The word "name" may appear in some lines of the data; copy every such line.

(Data records for software interfaces)
────
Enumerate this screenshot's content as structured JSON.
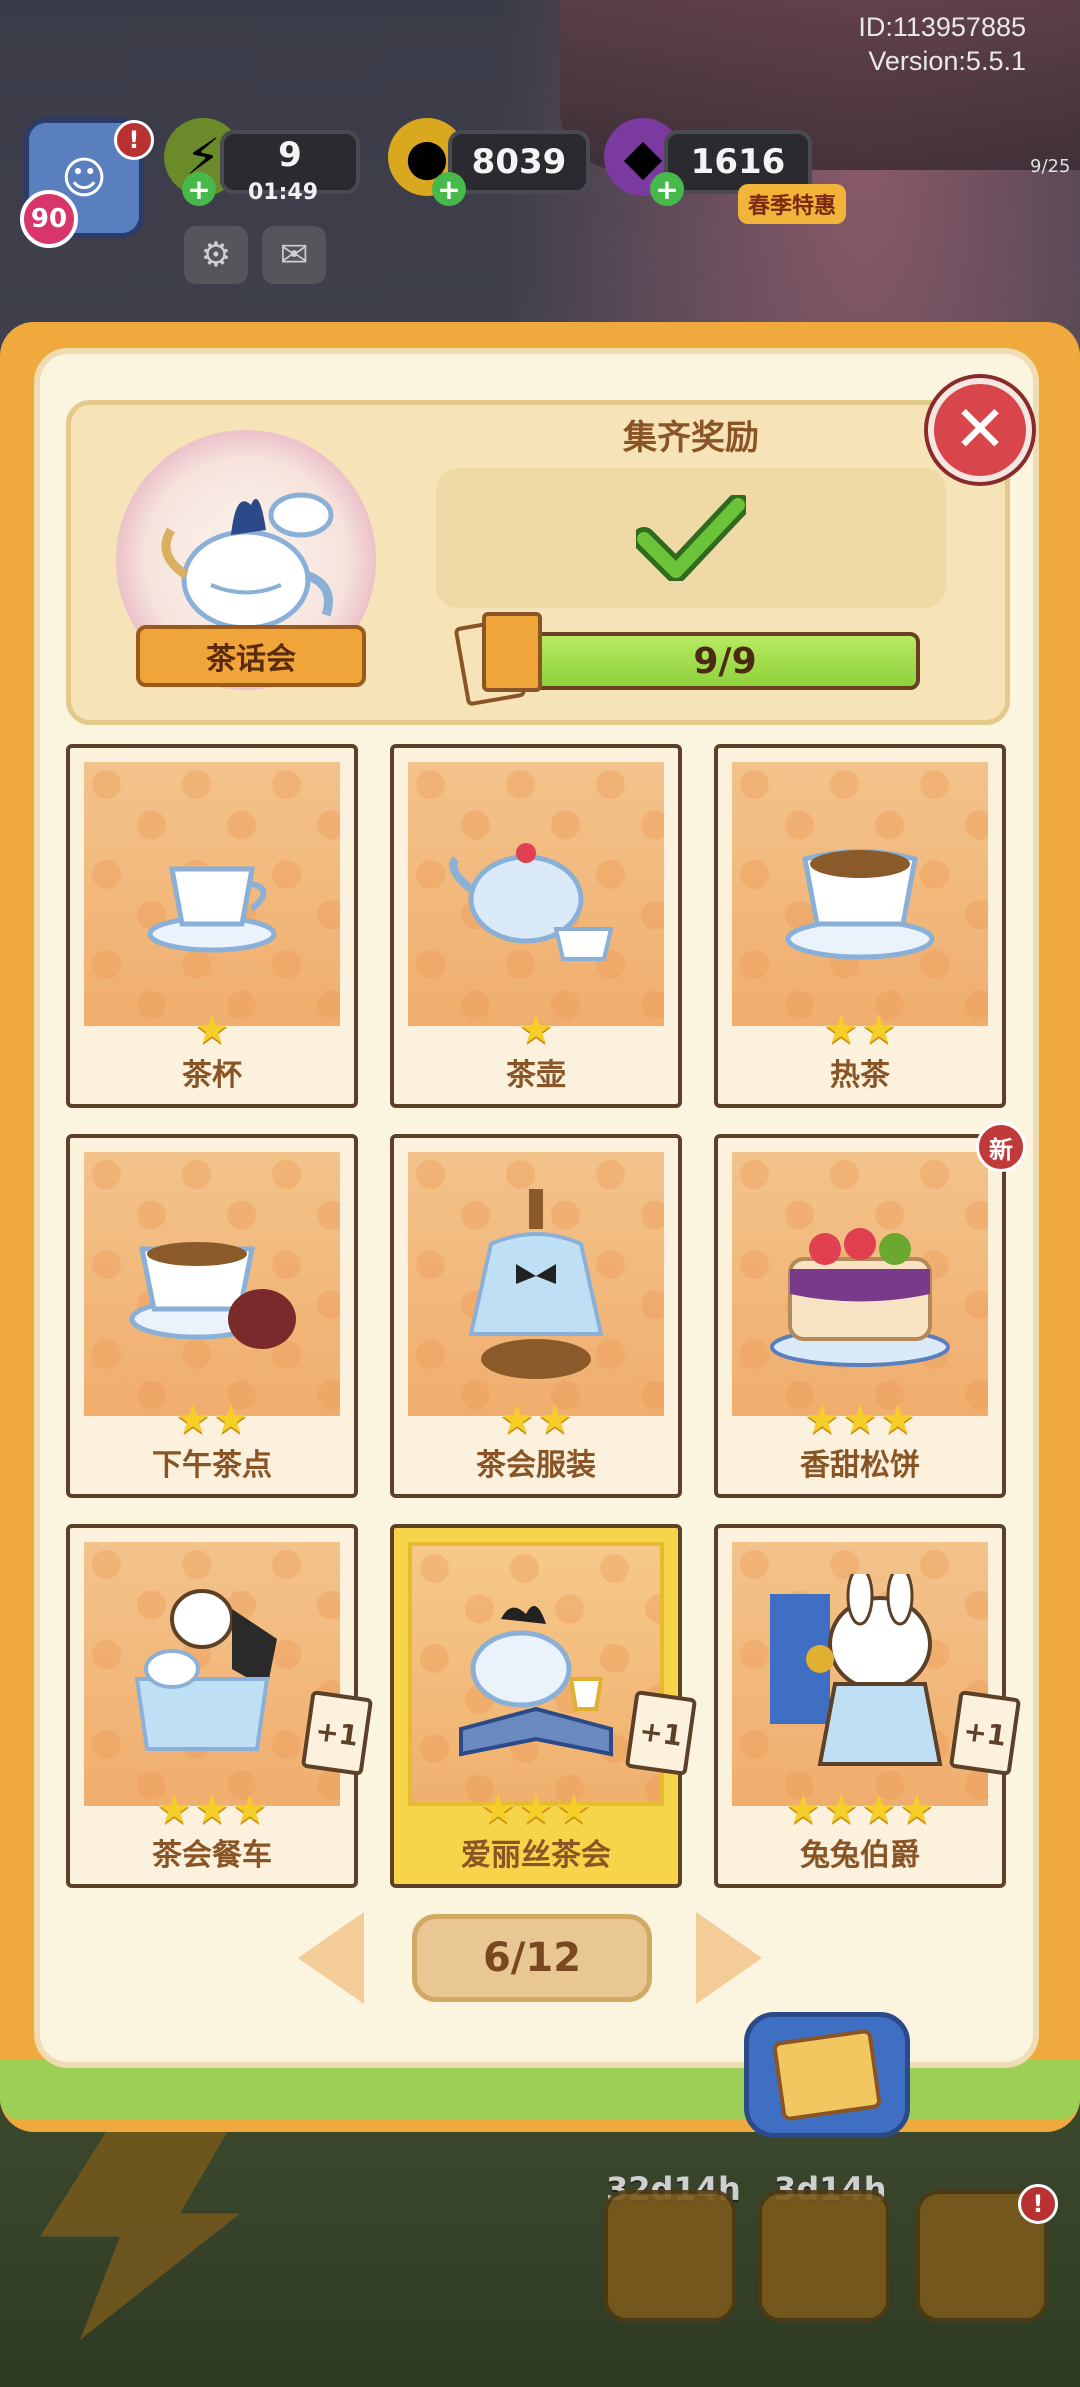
{
  "hud": {
    "id_text": "ID:113957885",
    "version_text": "Version:5.5.1",
    "level": "90",
    "energy": "9",
    "energy_timer": "01:49",
    "coins": "8039",
    "gems": "1616",
    "sale_label": "春季特惠",
    "side_counter": "9/25"
  },
  "album": {
    "name": "茶话会",
    "reward_title": "集齐奖励",
    "progress_text": "9/9",
    "progress_fraction": 1.0
  },
  "cards": [
    {
      "name": "茶杯",
      "stars": 1,
      "highlight": false,
      "new": false,
      "plus_one": false
    },
    {
      "name": "茶壶",
      "stars": 1,
      "highlight": false,
      "new": false,
      "plus_one": false
    },
    {
      "name": "热茶",
      "stars": 2,
      "highlight": false,
      "new": false,
      "plus_one": false
    },
    {
      "name": "下午茶点",
      "stars": 2,
      "highlight": false,
      "new": false,
      "plus_one": false
    },
    {
      "name": "茶会服装",
      "stars": 2,
      "highlight": false,
      "new": false,
      "plus_one": false
    },
    {
      "name": "香甜松饼",
      "stars": 3,
      "highlight": false,
      "new": true,
      "plus_one": false
    },
    {
      "name": "茶会餐车",
      "stars": 3,
      "highlight": false,
      "new": false,
      "plus_one": true
    },
    {
      "name": "爱丽丝茶会",
      "stars": 3,
      "highlight": true,
      "new": false,
      "plus_one": true
    },
    {
      "name": "兔兔伯爵",
      "stars": 4,
      "highlight": false,
      "new": false,
      "plus_one": true
    }
  ],
  "badges": {
    "new_label": "新",
    "plus_one_label": "+1"
  },
  "pagination": {
    "page_text": "6/12"
  },
  "bottom": {
    "timer_left": "32d14h",
    "timer_mid": "3d14h"
  }
}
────
Solution for this task:
    "name": "茶话会",
      "name": "茶杯",
      "name": "茶壶",
      "name": "热茶",
      "name": "下午茶点",
      "name": "茶会服装",
      "name": "香甜松饼",
      "name": "茶会餐车",
      "name": "爱丽丝茶会",
      "name": "兔兔伯爵",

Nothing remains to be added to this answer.